Lung Cancer or Metastasis to Lung?

By |2018-07-17T00:31:51+00:00July 17th, 2018|

How to tell the difference In this video, Sanjay Mukhopadhyay, MD, staff pathologist in the Department of Anatomic Pathology, presents a case of a patient with past history of endometrial adenocarcinoma as well as smoking. The case allows Dr. Mukhopadhyay to illustrate the differences in primary lung carcinoma and metastatic carcinoma to the lungs. Source  

New pediatric asthma yardstick has treatment guidance for children of every age

By |2018-07-12T20:46:33+00:00July 12th, 2018|

Although about 10 percent of school-aged children in the United States have asthma, there are few comprehensive U.S. guidelines for treating pediatric asthma. The Pediatric Asthma Yardstick, a new guideline from the American College of Allergy, Asthma and Immunology (ACAAI), offers a user-friendly “operational document”. It helps health care professionals understand which controller treatments are [...]

Angola: WHO Alarm – Zika Virus On the Rise in Angola

By |2017-12-30T17:52:30+00:00December 30th, 2017|

ANALYSIS The World Health Organization (WHO) has issued a health emergency alert about a possible Zika outbreak in Angola, urging the Angola Ministry of Health to immediately begin implementing its planned interventions to minimize the impact. The WHO’s alert is particularly alarming because it is issued in response to a growing number of cases of [...]

Largest genetic study of mosquitoes reveals spread of insecticide resistance across Africa

By |2017-12-03T18:27:16+00:00December 3rd, 2017|

Genetic resource will help develop new tools to support the campaign against malaria in Africa Populations of Anopheles gambiae mosquitoes sampled in Africa, by country. For full-sized image, please click here. Image: Nature DOI: 10.1038/nature24995 The largest-ever genetic study of mosquitoes reveals the movement of insecticide resistance between different regions of Africa and finds several rapidly evolving insecticide resistance [...]

Analysis offers an alternative history for ampicillin resistance

By |2017-12-03T18:23:24+00:00December 3rd, 2017|

A new study by French scientists suggests the rise of ampicillin resistance in a strain of Salmonella may have begun before the antibiotic was ever used in humans. Ampicillin, a widely used broad-spectrum, semi-synthetic derivative of penicillin, was first marketed in the United Kingdom in 1961 and introduced in other European countries shortly thereafter. But it wasn't [...]

Health worker firings spark debate on mandating flu vaccine

By |2017-12-03T18:11:40+00:00December 3rd, 2017|
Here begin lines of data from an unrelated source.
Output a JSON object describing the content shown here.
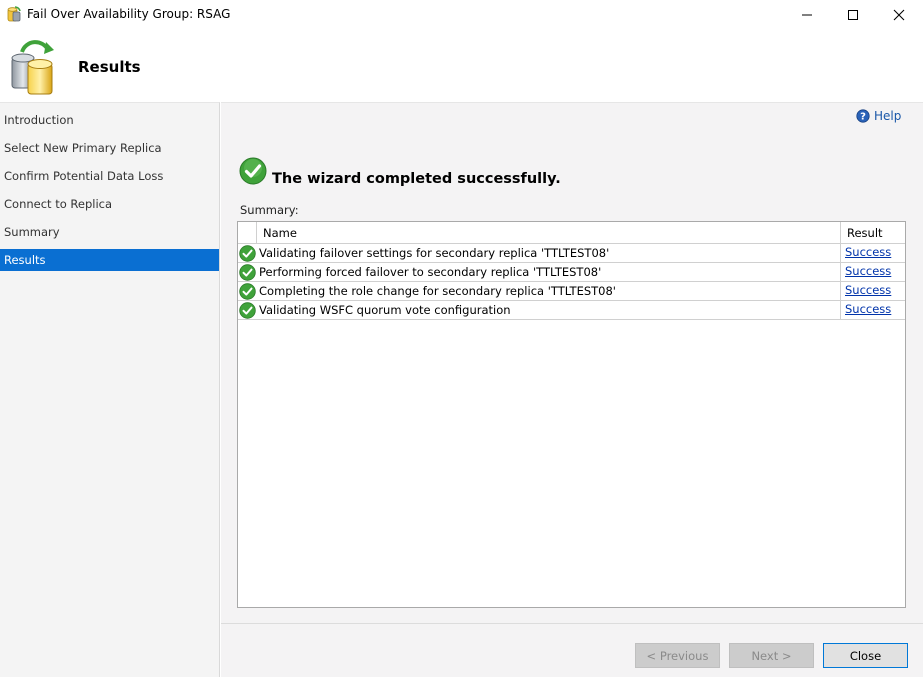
{
  "window": {
    "title": "Fail Over Availability Group: RSAG",
    "icon": "database-wizard-icon"
  },
  "header": {
    "title": "Results",
    "icon": "database-refresh-icon"
  },
  "nav": {
    "items": [
      {
        "label": "Introduction",
        "active": false
      },
      {
        "label": "Select New Primary Replica",
        "active": false
      },
      {
        "label": "Confirm Potential Data Loss",
        "active": false
      },
      {
        "label": "Connect to Replica",
        "active": false
      },
      {
        "label": "Summary",
        "active": false
      },
      {
        "label": "Results",
        "active": true
      }
    ]
  },
  "main": {
    "help_label": "Help",
    "status_text": "The wizard completed successfully.",
    "summary_label": "Summary:",
    "table": {
      "columns": [
        "Name",
        "Result"
      ],
      "rows": [
        {
          "name": "Validating failover settings for secondary replica 'TTLTEST08'",
          "result": "Success",
          "status_icon": "success-check-icon"
        },
        {
          "name": "Performing forced failover to secondary replica 'TTLTEST08'",
          "result": "Success",
          "status_icon": "success-check-icon"
        },
        {
          "name": "Completing the role change for secondary replica 'TTLTEST08'",
          "result": "Success",
          "status_icon": "success-check-icon"
        },
        {
          "name": "Validating WSFC quorum vote configuration",
          "result": "Success",
          "status_icon": "success-check-icon"
        }
      ]
    }
  },
  "buttons": {
    "previous": "< Previous",
    "next": "Next >",
    "close": "Close"
  },
  "colors": {
    "accent": "#0a6fd2",
    "success_green": "#3fa23a",
    "link": "#0033aa"
  }
}
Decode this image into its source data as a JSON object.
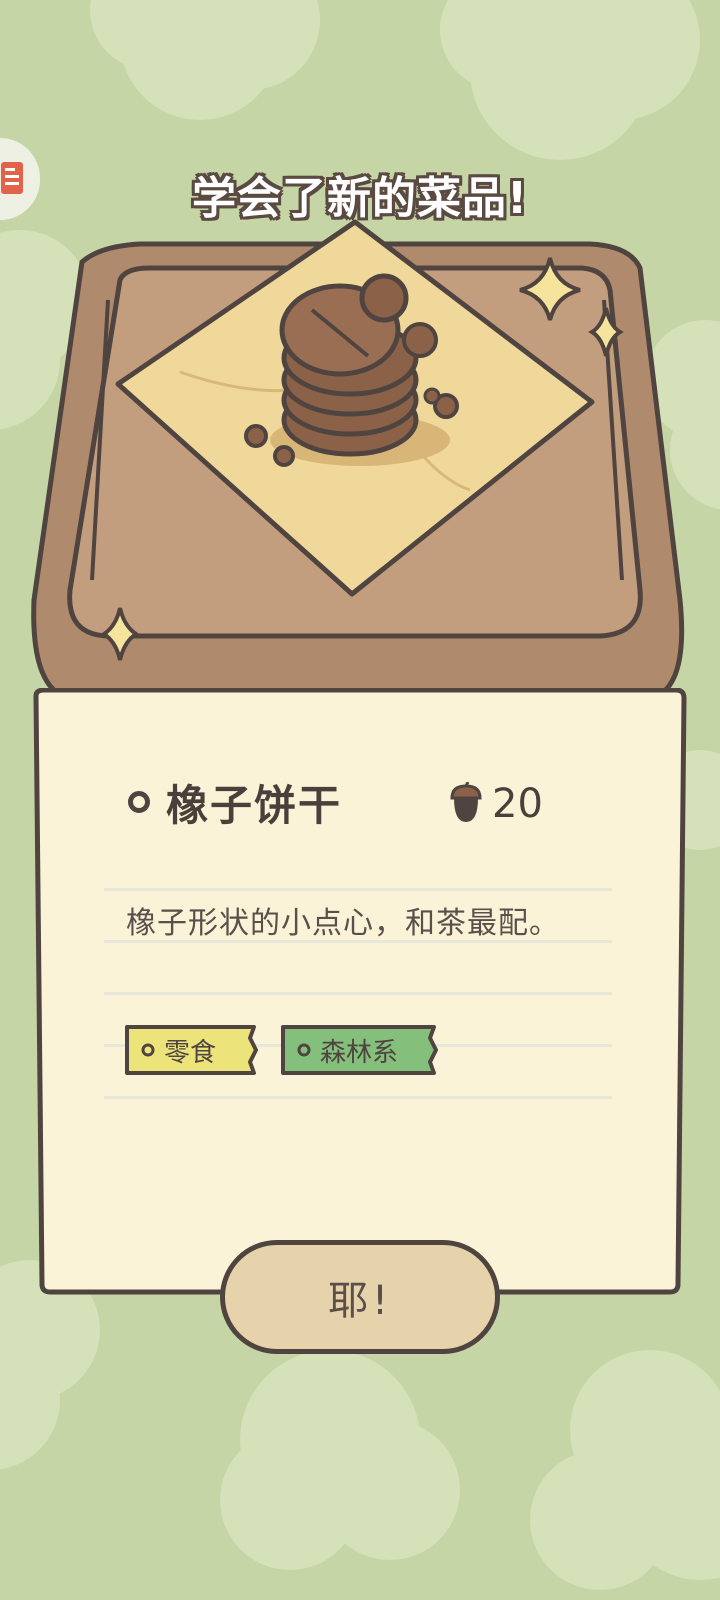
{
  "popup": {
    "title": "学会了新的菜品!",
    "dish_name": "橡子饼干",
    "price": "20",
    "description": "橡子形状的小点心，和茶最配。",
    "tags": [
      "零食",
      "森林系"
    ],
    "confirm_label": "耶!"
  },
  "icons": {
    "side_button": "menu-book-icon",
    "price": "acorn-icon",
    "dish_image": "acorn-cookie-stack-icon",
    "sparkle": "sparkle-icon"
  },
  "colors": {
    "background": "#c6d5a5",
    "card": "#fbf3d8",
    "tray": "#b08a6c",
    "tag_snack": "#ece47a",
    "tag_forest": "#84c07c",
    "button": "#e6d2ab",
    "outline": "#4f4440"
  }
}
"Whenever you do something new it ruffles feathers." That's how Rajesh Prabhu, MD, an infectious disease specialist and the chief patient safety officer with Essentia Health of Duluth, Minn., explained the company's decision to mandate that all healthcare employees, staff, and volunteers get the seasonal flu vaccine this year, a decision that led to dozens [...]


By |2017-11-22T15:25:15+00:00November 22nd, 2017|

IT WASN’T JUST that people were getting sick—it was who. And how many. Hepatitis A is a viral disease that primarily attacks the liver, and if it gets serious—as it can in the elderly and immune-compromised people—it can be fatal. But the graph of casesin the US over time looks like the second, fun half of a [...]

Study questions effectiveness of EVS to monitor hospital room cleanliness

By |2017-11-15T20:46:06+00:00November 15th, 2017|

Recently published findings validate the CDC’s recommendation that independent observers provide the most objective approach to monitoring the thoroughness of environmental services staff to clean and disinfect hospital rooms after they are used. The CDC recommends that hospital epidemiologists or infection preventionists who are not part of environmental services (EVS) monitor the environmental cleaning and [...]

EPA Approval Of Bacteria To Fight Mosquitoes Caps Long Quest

By |2017-11-15T20:31:19+00:00November 15th, 2017|

Editor's note: The Environmental Protection Agency has approved the use of mosquitoes infected with Wolbachia bacteria as a "biopesticide" in 20 states and the District of Columbia. The bacteria keep mosquitoes from spreading diseases like dengue and Zika. Back in 2012, NPR's Joe Palca wrote about scientist Scott O'Neill's 20 years of struggle to make [...]

A Clean Slate: Engineering the Gut Microbiome with “Good” Bacteria May Help Treat Crohn’s Disease

By |2017-11-15T20:18:21+00:00November 15th, 2017|

Penn Medicine researchers have singled out a bacterial enzyme behind an imbalance in the gut microbiome linked to Crohn’s disease. The new study, published online this week in Science Translational Medicine, suggests that wiping out a significant portion of the bacteria in the gut microbiome, and then re-introducing a certain type of “good” bacteria that lacks [...]